Develop an understanding of active and passive “digital footprint”s, develop strategies for self-evaluation.

Whenever you go on-line, you leave both a passive and active “digital footprint” of all your activities. Sharing a public opinion, posting on social media, or even writing an email leaves behind active digital traces. These active digital traces can be searched, retrieved, or copied by others at a later date.

What about your passive digital traces? By default, most smartphones use built-in GPS to “geotag” the location of every picture you take. These passive digital traces can reveal identifying information, such as the precise location where the picture was taken. Likewise, information is also routinely collected when you use a search engine or free webmail services. How is all this information used?
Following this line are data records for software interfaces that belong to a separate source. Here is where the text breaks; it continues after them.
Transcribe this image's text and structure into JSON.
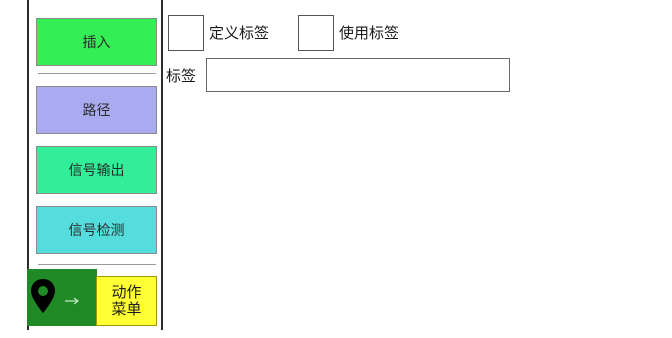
{
  "sidebar": {
    "buttons": [
      {
        "label": "插入",
        "color": "#33ee55"
      },
      {
        "label": "路径",
        "color": "#aaaaf0"
      },
      {
        "label": "信号输出",
        "color": "#33ee99"
      },
      {
        "label": "信号检测",
        "color": "#55dddd"
      }
    ],
    "pin_icon": "map-pin-icon",
    "arrow_icon": "arrow-right-icon",
    "tile_color": "#208a26",
    "action_menu": {
      "line1": "动作",
      "line2": "菜单",
      "color": "#ffff33"
    }
  },
  "form": {
    "define_tag_label": "定义标签",
    "use_tag_label": "使用标签",
    "tag_field_label": "标签",
    "tag_value": ""
  }
}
As a teaching professional, it’s now more important than ever to develop critical thinking skills around on-line privacy and safety concerns. What criteria do you use to evaluate what’s appropriate to put on-line? What steps do you take to minimize the risks? How do you stay “in-the-know” about the latest privacy concerns? How do help your students manage their own “digital footprint”?


A quick overview of a “Digital Footprint” (1m07s)



Helping your students manage their own “Digital Footprint” (3m57s)